## What you are asked to do
Restate all the data word for word and omit the pictures.

[Data records for software interfaces]
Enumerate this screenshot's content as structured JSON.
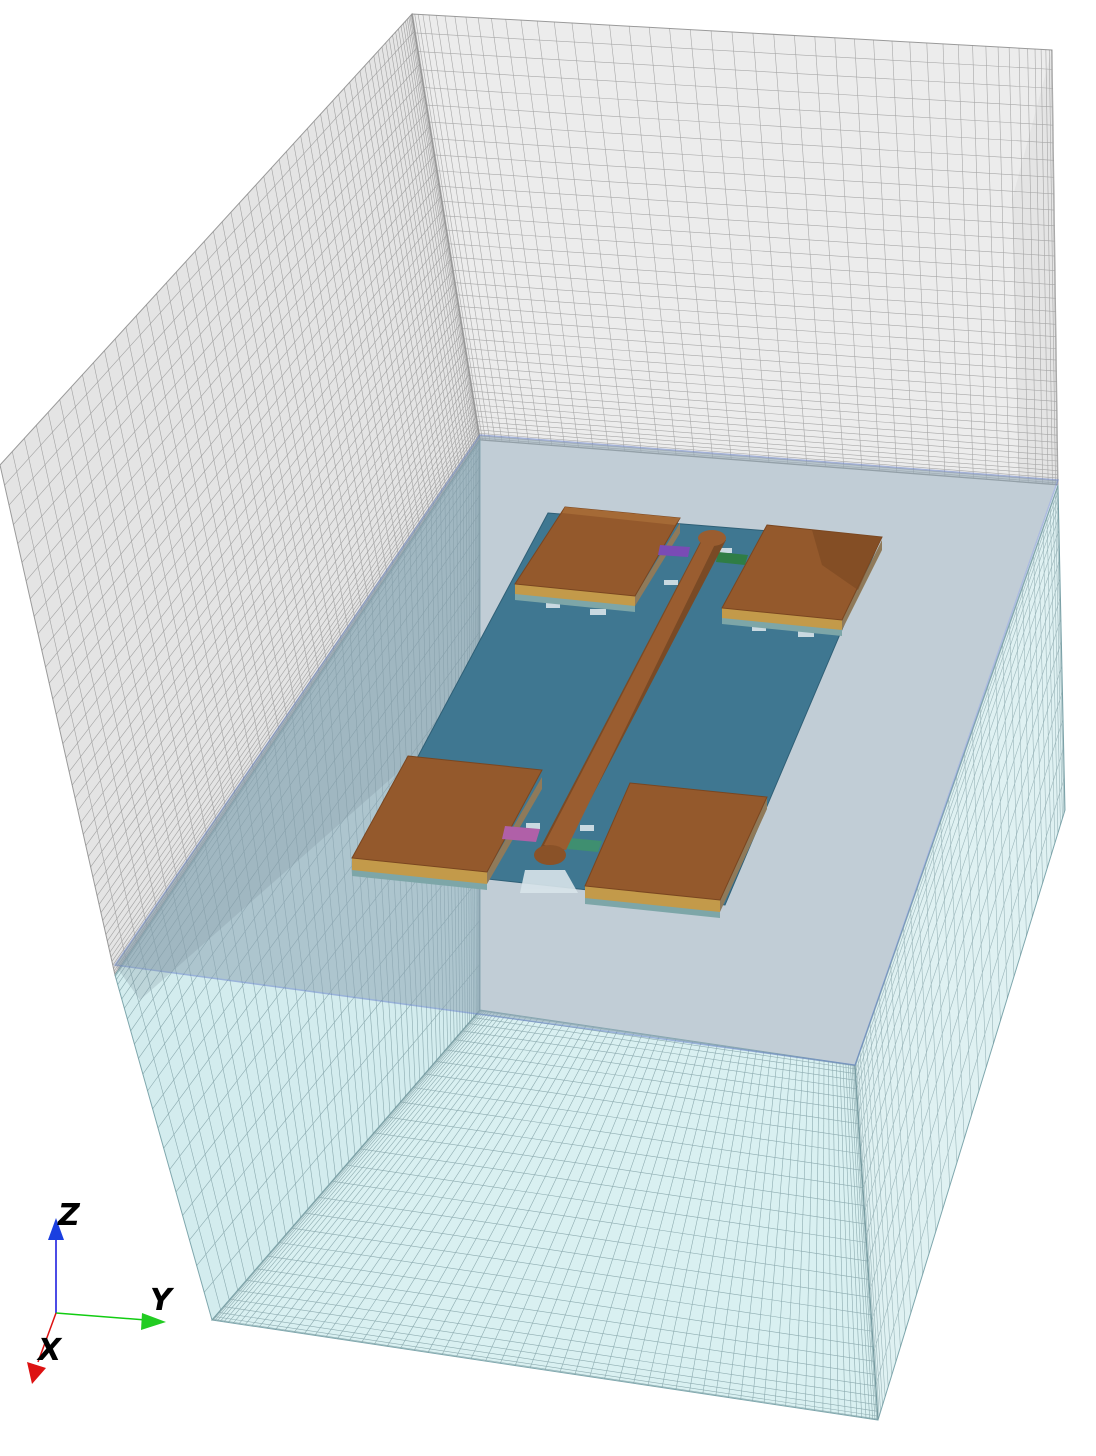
{
  "view": {
    "background": "#ffffff",
    "air_box_color": "#e6e6e6",
    "substrate_box_color": "#cfecef",
    "mesh_line_color": "#8a8a8a",
    "dielectric_sheet_color": "#a9b9c4",
    "board_color": "#3f7791",
    "metal_color": "#9a5d30",
    "port_colors": [
      "#7a4bb5",
      "#2f7d45",
      "#b060a8",
      "#3f8f70"
    ]
  },
  "axes": {
    "z": {
      "label": "Z",
      "color": "#1111dd"
    },
    "y": {
      "label": "Y",
      "color": "#11cc11"
    },
    "x": {
      "label": "X",
      "color": "#dd1111"
    }
  },
  "model": {
    "pads": [
      "pad-top-left",
      "pad-top-right",
      "pad-bottom-left",
      "pad-bottom-right"
    ],
    "ports": [
      "port-top-left",
      "port-top-right",
      "port-bottom-left",
      "port-bottom-right"
    ]
  }
}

## Result of this exercise
Enumerate this screenshot's content as structured JSON.
{
  "view": {
    "background": "#ffffff",
    "air_box_color": "#e6e6e6",
    "substrate_box_color": "#cfecef",
    "mesh_line_color": "#8a8a8a",
    "dielectric_sheet_color": "#a9b9c4",
    "board_color": "#3f7791",
    "metal_color": "#9a5d30",
    "port_colors": [
      "#7a4bb5",
      "#2f7d45",
      "#b060a8",
      "#3f8f70"
    ]
  },
  "axes": {
    "z": {
      "label": "Z",
      "color": "#1111dd"
    },
    "y": {
      "label": "Y",
      "color": "#11cc11"
    },
    "x": {
      "label": "X",
      "color": "#dd1111"
    }
  },
  "model": {
    "pads": [
      "pad-top-left",
      "pad-top-right",
      "pad-bottom-left",
      "pad-bottom-right"
    ],
    "ports": [
      "port-top-left",
      "port-top-right",
      "port-bottom-left",
      "port-bottom-right"
    ]
  }
}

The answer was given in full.